The Bible in Australia: A Cultural History
About the book
In this surprising and revelatory history of the Bible in Australia, Meredith Lake gets under the skin of a text that's been read, wrestled with, preached and tattooed, and believed to be everything from a resented imposition to the very 'Word of God'. The Bible in Australia explores how, the Bible has played a contested but defining role in this country, in the hands of Bible-bashers, immigrants, suffragists, evangelists, unionists, writers, artists and Indigenous Australians.
About the author
Meredith Lake is a historian of religion, society and culture in Australia, with a PhD from the University of Sydney. She is the author of a high schoolers' guide to The Bible Down Under (2016), and a study in social welfare from the Great Depression to the present, Faith in Action: Hammond Care (UNSW Press, 2013). She has also written articles on Christianity and colonialism, including a prize-winning piece in the Journal of Religious History. She is a highly regarded speaker on religion and culture.
She was awarded the Australian History Prize in the 2019 NSW Premier's History Awards for The Bible in Australia.
It is often popularly assumed that Australia is a secular society, even as we debate the merits of religious freedom and the right to worship. The Bible in Australia presents, for the first time, a thorough examination of the broad cultural, political, and historical context that Christianity and the Bible have played in Australia since 1788. This is a vast and sweeping book that covers ground from the religiosity of new immigrants to the impact of the Bible, via missions and missionaries, on the world's oldest living culture.
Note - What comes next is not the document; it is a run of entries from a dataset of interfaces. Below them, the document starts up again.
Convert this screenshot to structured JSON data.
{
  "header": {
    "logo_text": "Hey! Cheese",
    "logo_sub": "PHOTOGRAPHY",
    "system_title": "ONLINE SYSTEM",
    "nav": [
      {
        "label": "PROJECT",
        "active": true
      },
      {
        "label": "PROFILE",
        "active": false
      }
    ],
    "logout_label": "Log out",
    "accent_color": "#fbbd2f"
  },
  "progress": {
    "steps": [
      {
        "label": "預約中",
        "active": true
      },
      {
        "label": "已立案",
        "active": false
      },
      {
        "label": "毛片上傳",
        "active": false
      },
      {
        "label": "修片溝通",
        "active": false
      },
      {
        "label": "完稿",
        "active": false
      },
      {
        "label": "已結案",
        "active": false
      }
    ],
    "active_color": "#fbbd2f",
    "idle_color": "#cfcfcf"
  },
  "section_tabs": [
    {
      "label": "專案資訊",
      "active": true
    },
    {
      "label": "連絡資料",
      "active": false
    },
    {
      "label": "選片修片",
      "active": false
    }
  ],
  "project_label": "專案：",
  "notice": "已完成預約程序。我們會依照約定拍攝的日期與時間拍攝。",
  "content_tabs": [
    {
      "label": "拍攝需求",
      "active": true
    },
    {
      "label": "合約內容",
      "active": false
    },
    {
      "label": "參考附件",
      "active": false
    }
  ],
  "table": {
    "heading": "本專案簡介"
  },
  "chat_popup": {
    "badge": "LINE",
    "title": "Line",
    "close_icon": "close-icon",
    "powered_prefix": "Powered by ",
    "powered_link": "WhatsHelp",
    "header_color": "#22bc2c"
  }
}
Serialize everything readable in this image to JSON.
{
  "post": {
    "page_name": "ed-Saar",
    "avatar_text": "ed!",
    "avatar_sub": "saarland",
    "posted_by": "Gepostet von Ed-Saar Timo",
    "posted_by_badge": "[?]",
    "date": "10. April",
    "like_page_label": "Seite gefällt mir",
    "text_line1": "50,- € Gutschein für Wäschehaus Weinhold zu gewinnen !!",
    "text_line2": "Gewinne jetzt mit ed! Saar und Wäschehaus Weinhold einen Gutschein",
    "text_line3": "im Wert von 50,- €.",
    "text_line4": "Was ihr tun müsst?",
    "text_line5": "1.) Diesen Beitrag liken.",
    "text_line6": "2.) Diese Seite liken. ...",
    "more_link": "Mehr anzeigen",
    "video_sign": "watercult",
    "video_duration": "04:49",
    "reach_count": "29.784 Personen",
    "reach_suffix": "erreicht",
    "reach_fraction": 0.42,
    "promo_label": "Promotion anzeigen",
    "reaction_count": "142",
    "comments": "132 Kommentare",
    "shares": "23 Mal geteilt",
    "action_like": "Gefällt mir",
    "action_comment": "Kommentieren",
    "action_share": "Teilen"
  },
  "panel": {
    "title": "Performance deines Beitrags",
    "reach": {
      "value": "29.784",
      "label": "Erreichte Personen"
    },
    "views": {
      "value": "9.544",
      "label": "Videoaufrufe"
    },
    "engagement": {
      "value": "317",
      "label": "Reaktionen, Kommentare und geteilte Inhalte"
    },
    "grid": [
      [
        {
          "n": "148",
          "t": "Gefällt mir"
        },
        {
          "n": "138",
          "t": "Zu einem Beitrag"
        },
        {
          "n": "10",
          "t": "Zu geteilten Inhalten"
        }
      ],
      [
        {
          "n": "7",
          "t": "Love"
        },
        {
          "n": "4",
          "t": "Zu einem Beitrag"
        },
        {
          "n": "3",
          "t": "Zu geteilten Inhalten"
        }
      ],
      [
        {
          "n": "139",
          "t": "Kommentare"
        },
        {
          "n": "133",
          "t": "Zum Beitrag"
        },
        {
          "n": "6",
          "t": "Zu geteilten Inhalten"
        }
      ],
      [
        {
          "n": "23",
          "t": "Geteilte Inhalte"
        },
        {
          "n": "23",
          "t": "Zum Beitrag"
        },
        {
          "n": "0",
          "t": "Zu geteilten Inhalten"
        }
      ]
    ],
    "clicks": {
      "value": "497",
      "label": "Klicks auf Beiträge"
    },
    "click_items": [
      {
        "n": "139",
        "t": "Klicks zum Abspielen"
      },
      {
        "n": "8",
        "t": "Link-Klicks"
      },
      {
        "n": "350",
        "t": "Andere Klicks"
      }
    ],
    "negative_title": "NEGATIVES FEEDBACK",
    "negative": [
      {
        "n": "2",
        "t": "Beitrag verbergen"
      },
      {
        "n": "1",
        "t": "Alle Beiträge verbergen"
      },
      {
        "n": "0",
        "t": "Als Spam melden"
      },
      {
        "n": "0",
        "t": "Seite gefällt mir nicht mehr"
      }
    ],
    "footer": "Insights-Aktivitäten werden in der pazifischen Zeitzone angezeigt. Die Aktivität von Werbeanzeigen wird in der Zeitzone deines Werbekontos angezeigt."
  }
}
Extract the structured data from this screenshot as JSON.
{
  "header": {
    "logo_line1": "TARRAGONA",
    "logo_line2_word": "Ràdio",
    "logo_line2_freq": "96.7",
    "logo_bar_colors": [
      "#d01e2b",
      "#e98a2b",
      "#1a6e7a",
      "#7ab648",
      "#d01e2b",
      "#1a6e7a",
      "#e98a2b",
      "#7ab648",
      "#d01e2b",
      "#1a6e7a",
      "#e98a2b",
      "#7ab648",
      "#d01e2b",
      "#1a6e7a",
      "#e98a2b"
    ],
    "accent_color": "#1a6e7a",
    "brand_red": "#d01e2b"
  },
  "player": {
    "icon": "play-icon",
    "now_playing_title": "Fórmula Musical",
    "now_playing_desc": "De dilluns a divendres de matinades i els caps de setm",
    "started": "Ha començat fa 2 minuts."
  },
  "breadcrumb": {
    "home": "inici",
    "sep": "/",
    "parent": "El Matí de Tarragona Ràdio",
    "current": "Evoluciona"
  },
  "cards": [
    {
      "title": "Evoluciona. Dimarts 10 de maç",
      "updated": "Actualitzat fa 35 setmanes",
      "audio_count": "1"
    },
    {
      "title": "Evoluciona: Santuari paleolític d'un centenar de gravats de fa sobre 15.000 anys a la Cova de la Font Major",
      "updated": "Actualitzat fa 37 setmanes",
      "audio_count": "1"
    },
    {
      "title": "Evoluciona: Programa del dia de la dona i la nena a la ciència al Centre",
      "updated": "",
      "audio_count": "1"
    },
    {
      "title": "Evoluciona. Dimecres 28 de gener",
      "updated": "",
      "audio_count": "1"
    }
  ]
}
This is a highly original look at our past; a highly readable narrative that reminds contemporary Australians of the forces that shaped our culture. Lake is comprehensive in her analysis of the impact of the Bible on Indigenous culture, its role in frontier conflict, and its cultural impact on 'free' settlers, and reform movements in the late nineteenth and early twentieth centuries. Australia's shift towards secularism since the First World War and how the Bible has lost influence and favour is documented in meticulous detail. The lively, energetic and highly accessible writing covers a range of topics, including popular culture, music, unions and political activism. The Bible in Australia adds an extra dimension to our understanding of Australian religious and cultural history and addresses a significant gap in our collective knowledge.